The majority of the teaching positions in Mexico take place in language schools and in private and public schools. You will be offered a starting salary of $100-120 Mexican pesos per hour, but if you are on a full-time contract (rather than hourly-paid) it would be less (but more stable).
Classes at primary/secondary schools and universities start in August so full-time teachers are hired before that time. Language schools open new vacancies all throughout the year for hourly-paid teachers.
Most jobs are found in public schools (Middle School, Junior High and High School), language schools and universities.
You will teach General English mostly but there are always opportunities to teach ESP in hotels or universities.
Upon graduation, you are entitled to direct job offers in Mexico!
Chiapa de Corzo is the oldest town in the state of Chiapas. It was colonized in the early 1500's by the Spanish conquerors, although they did not stay very long as a result of the heat. From here they made their way up the mountains and founded San Cristobal de Las Casas. The people are very proud of their history, as seen by the preservation work done on the Cathedral, the ex - monastery, the other churches and the original fountain still standing in the central park.
We can also see this same pride in the almost 400-year-old traditions that are still celebrated today. Like most of Mexico, Chiapa de Corzo is catholic and their patron saint is Saint Sebastian. To pay homage to their saint, 3 weeks in January are set-aside to party, party, and party. This is when the town fills up with tourists, parachicos, chuntaes, etc.
The fair in January originally was not religious. It was originally a celebration in memory of a Spanish woman named Maria de Angulo. She came to Latin America in search of a cure for her ailing son (the ailment is not quite know anymore), and was told of the healers in Chiapa de Corzo. She arrived in Chiapa de Corzo at a time of famine and drought, and promised food and drink for the whole town (being extremely rich) if they could cure her son. Now, there are 2 versions from here on. Some say the little boy was ill from sadness (his heart was sad), and to make him happy again his mother asked the town to dress up in costumes and dance and laugh and make merry. And when the merry makers were asked why they were dancing they answered, "Bailamos para el chico," (we dance for the boy.). So they became the parachicos. The other version is that a healer cured the boy and the ever-grateful mother gave the mother of all parties!!!! When again asked why they were dancing all dressed up they answered "para el chico," so they became the parachicos.
January in Chiapa de Corzo is probably the only place and time in Mexico where it is considered an honor for a man to dress up as a woman and go dancing and singing through the streets. These men dress up as traditional peasant women representing the servants of Maria de Angulo, who helped by giving out food to the town. It is also said that they represent the men that fled to the hills during the Revolution and had to disguise themselves when entering the town for food. At any rate either version is quite a sight to see!

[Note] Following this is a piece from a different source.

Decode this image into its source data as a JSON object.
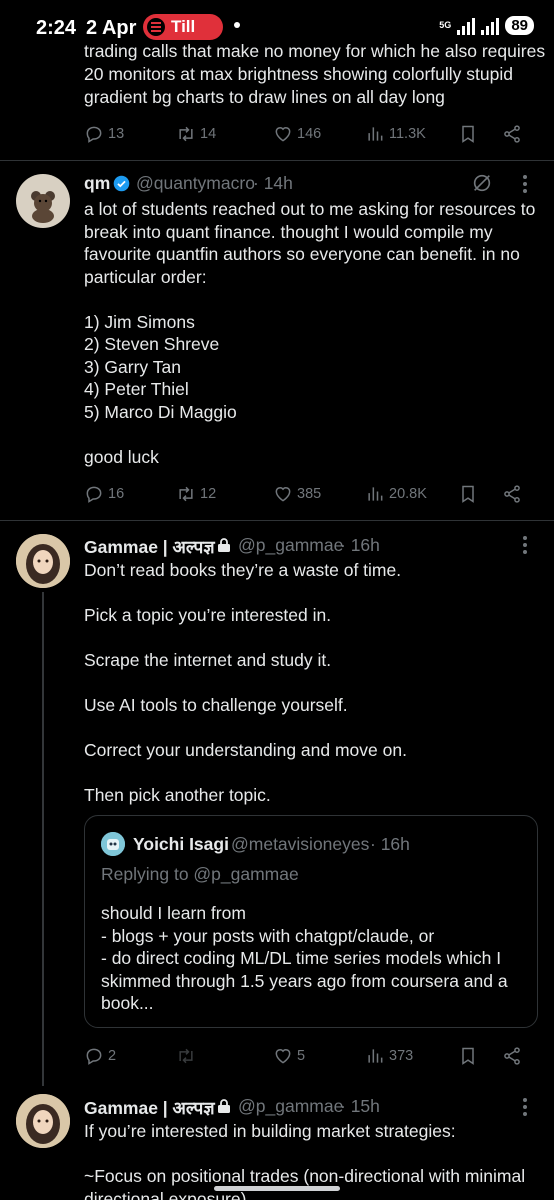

Many years after the tradition began the church realized the popularity of this party and began to change the purpose slightly. So now the fair has its religious air and Saint Sebastian is honored to no end!